Component data from apps and pages

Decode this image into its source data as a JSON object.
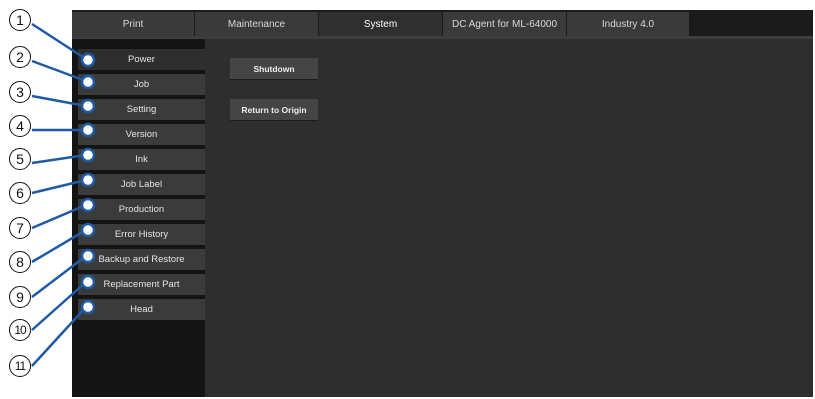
{
  "tabs": [
    {
      "label": "Print"
    },
    {
      "label": "Maintenance"
    },
    {
      "label": "System"
    },
    {
      "label": "DC Agent for ML-64000"
    },
    {
      "label": "Industry 4.0"
    }
  ],
  "sidebar": {
    "items": [
      {
        "label": "Power"
      },
      {
        "label": "Job"
      },
      {
        "label": "Setting"
      },
      {
        "label": "Version"
      },
      {
        "label": "Ink"
      },
      {
        "label": "Job Label"
      },
      {
        "label": "Production"
      },
      {
        "label": "Error History"
      },
      {
        "label": "Backup and Restore"
      },
      {
        "label": "Replacement Part"
      },
      {
        "label": "Head"
      }
    ]
  },
  "content": {
    "shutdown_label": "Shutdown",
    "return_origin_label": "Return to Origin"
  },
  "callouts": [
    "1",
    "2",
    "3",
    "4",
    "5",
    "6",
    "7",
    "8",
    "9",
    "10",
    "11"
  ]
}
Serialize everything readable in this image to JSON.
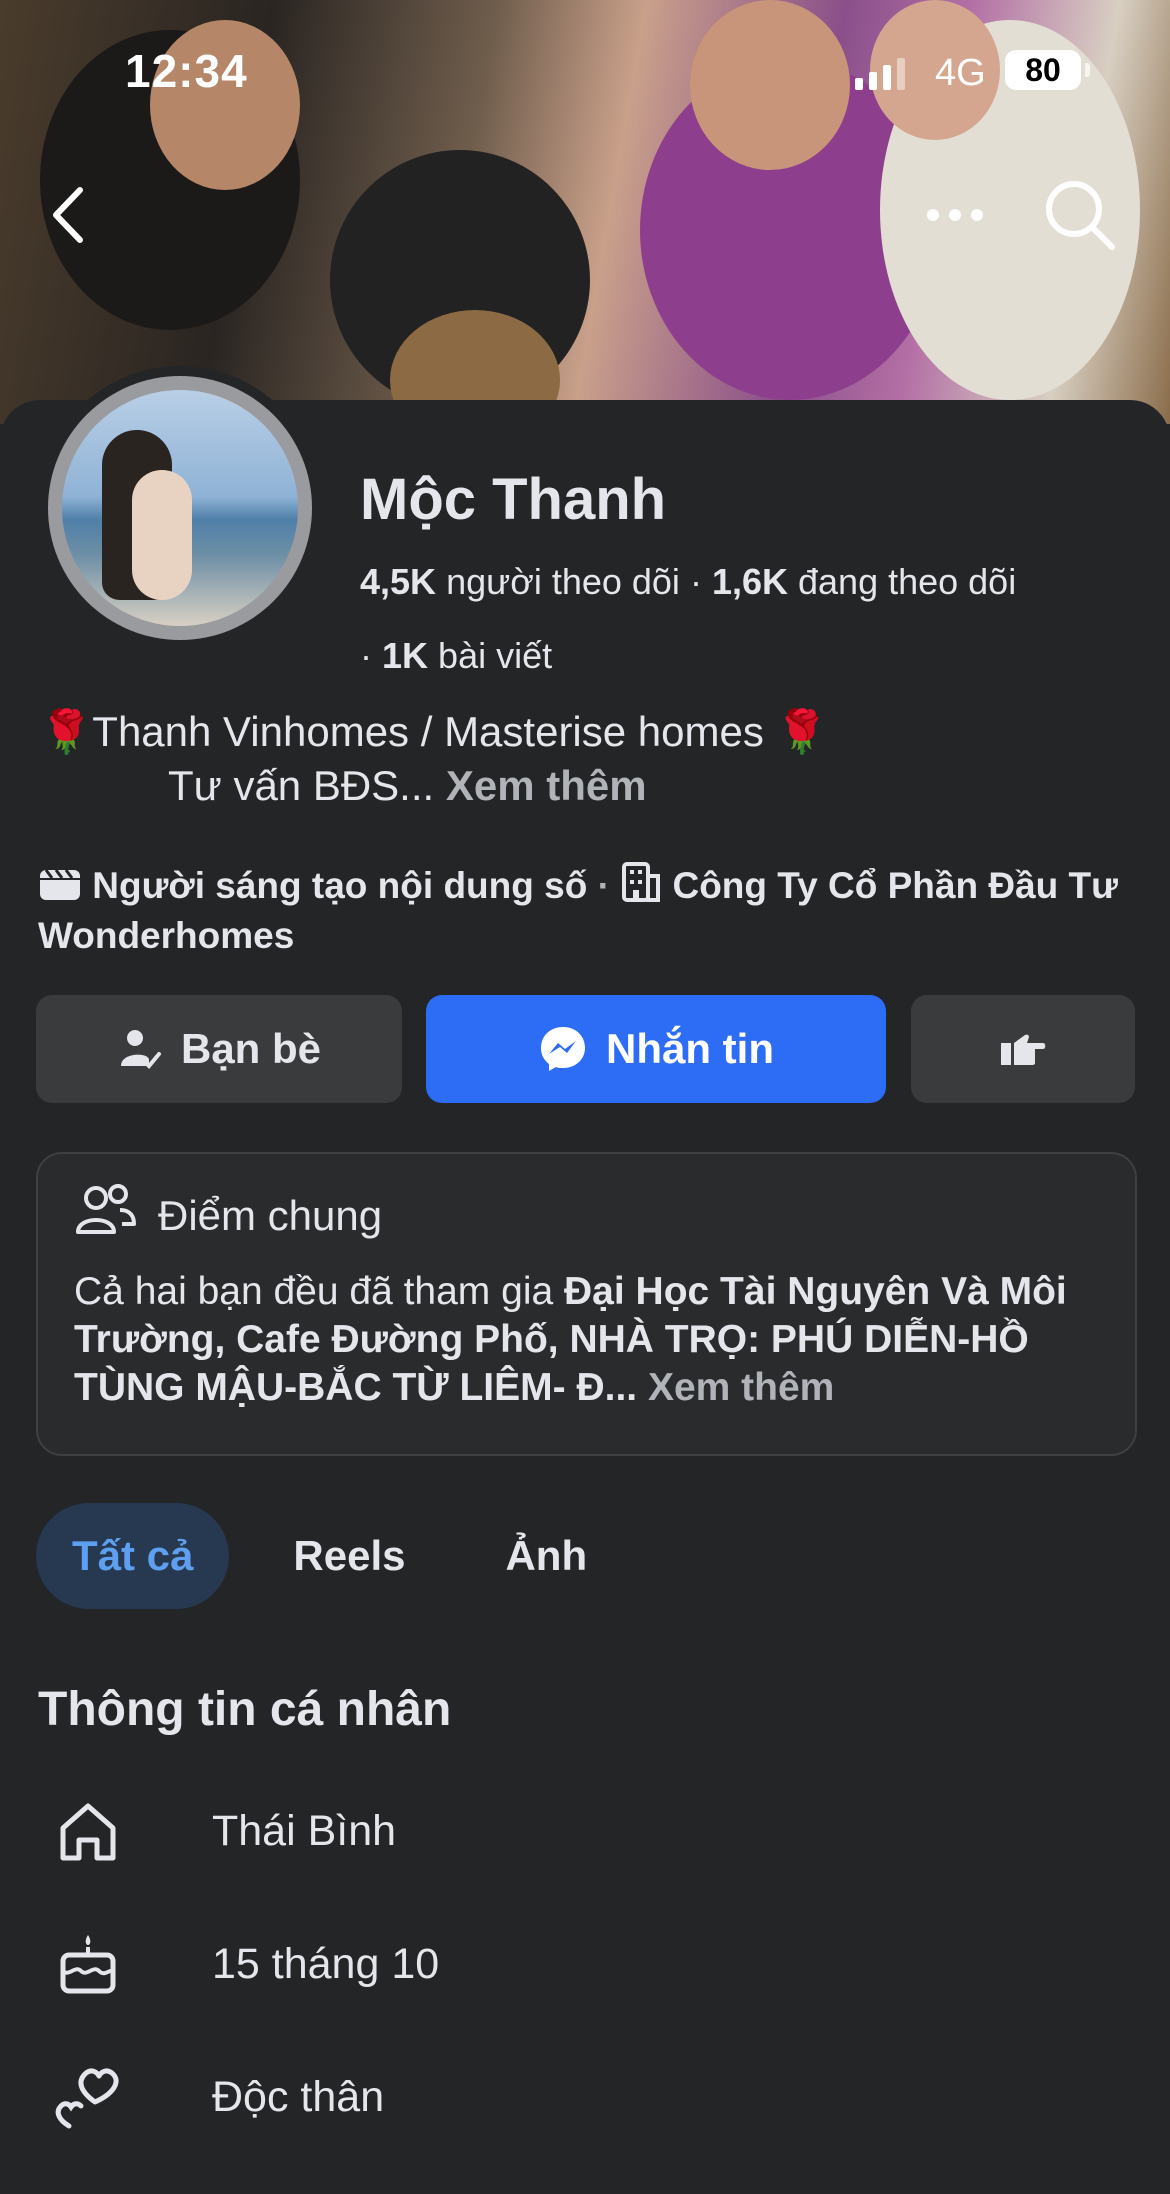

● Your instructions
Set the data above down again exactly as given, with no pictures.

● Exercise response
Decode this image into its source data as a JSON object.
{
  "tabs": [
    {
      "label": "Print"
    },
    {
      "label": "Maintenance"
    },
    {
      "label": "System"
    },
    {
      "label": "DC Agent for ML-64000"
    },
    {
      "label": "Industry 4.0"
    }
  ],
  "sidebar": {
    "items": [
      {
        "label": "Power"
      },
      {
        "label": "Job"
      },
      {
        "label": "Setting"
      },
      {
        "label": "Version"
      },
      {
        "label": "Ink"
      },
      {
        "label": "Job Label"
      },
      {
        "label": "Production"
      },
      {
        "label": "Error History"
      },
      {
        "label": "Backup and Restore"
      },
      {
        "label": "Replacement Part"
      },
      {
        "label": "Head"
      }
    ]
  },
  "content": {
    "shutdown_label": "Shutdown",
    "return_origin_label": "Return to Origin"
  },
  "callouts": [
    "1",
    "2",
    "3",
    "4",
    "5",
    "6",
    "7",
    "8",
    "9",
    "10",
    "11"
  ]
}
Serialize everything readable in this image to JSON.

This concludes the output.